A credit score is a number that reflects how much money you have borrowed, the way you use credit, and your history of paying off any loans and credit cards.
This is calculated based on many sources of information, including:
While your credit score is a record of positive information, such as your track record making repayments on time and in whole, it also includes negative information such as late payments, court adjudications, bankruptcies, and insolvencies.
All in all, the higher the score, the better and the more likely lenders will be to approve loan or credit card applications you might make. The lower the score, the riskier you will be perceived by lenders, making them less inclined to support your application for a loan, which is why having a high credit score is essential.
The pandemic has struck U.S. consumer finances and attitudes in a significant way. Furloughs and layoffs turned the financial health of some households upside down, and ever-changing circumstances produced market buoyancy. This, in turn, ignited a rush to liquidity as consumers shifted funds to keep more cash on hand. Even financial incentives designed to push spending have inspired many households to save and pay off debt.
However, the level of impact and consumers’ ultimate change in behaviors relied on their affluence levels. Therefore, as marketers consider their future strategies and investments, they must ultimately learn what their customers have experienced since the pandemic’s start.
The Federal Reserve warns that credit scores may have gotten less dependable during and after the coronavirus pandemic. A credit score is an all-powerful number that can decide if a consumer can qualify for a loan, rent a home, or even buy car insurance.

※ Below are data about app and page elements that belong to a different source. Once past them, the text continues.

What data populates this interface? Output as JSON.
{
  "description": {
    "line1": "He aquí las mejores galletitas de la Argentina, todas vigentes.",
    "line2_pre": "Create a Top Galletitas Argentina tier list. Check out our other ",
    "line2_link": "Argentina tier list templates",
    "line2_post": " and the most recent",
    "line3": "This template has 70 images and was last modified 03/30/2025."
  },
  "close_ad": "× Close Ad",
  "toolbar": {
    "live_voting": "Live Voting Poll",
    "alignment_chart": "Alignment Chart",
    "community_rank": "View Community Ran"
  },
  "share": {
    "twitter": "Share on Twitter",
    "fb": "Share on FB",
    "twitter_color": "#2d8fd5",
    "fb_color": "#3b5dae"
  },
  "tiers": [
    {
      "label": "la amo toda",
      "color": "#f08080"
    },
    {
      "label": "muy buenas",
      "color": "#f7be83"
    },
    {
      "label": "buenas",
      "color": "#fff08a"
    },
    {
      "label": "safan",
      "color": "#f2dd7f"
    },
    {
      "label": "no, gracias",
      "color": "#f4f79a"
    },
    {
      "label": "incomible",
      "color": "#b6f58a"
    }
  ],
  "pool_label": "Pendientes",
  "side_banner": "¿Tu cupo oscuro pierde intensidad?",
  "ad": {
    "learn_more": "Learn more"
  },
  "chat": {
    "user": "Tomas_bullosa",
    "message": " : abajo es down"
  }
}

Scores for homeowners who took precedence of payment relief on their mortgages increased an aggregate of 14 points over the progression of the pandemic. That was an even more significant increase than the seven-point rise observed between borrowers that did not exercise restraint on their loans.
Banks and other financial firms employ credit score searches to discover consumers’ readiness and capacity to pay their loans. Nonetheless, the firms that produce the figures known as credit scores have long endured objection from consumers and advocates who believe that it is not apparent what data they use to determine the numbers or what can be arranged to boost them.
During the coronavirus pandemic, unemployment rates surged through the roof; mortgage lenders began a barge of tolerance benefits to borrowers that enabled them to delay payments for as long as 18 months. The Fed determined that approximately 13 percent of mortgage borrowers were in forbearance state for at least a month over the past year.
One thing to always keep in mind is that credit scores may be less informative than they should be. Although they are a potent tool for lenders to identify creditworthy borrowers, the protection of the forbearance programs may cause some muddling.
Additionally, it is not just credit scores suffering a loss of power. Still, the central bank had come out to state that about 8 percent of borrowers were already behind on their mortgages when they entered forbearance. After taking relief, the large majority were listed as current on their loans. As a result, credit bureau tools of mortgage default must be observed.
People enduring financial hardships may be questioning how likely late, or reduced payments may impact their credit scores. Follow these best practices to help minimize the impact of Coronavirus on your credit standing:
It is always important to stay up to date on your credit reports and make sure you examine them regularly. Sometimes, you may be able to find small mistakes here and there that may, in fact boost your score high.
There are several ways that you can do this. By simply accessing your credit report, you can skim through your information and gather all the needed data.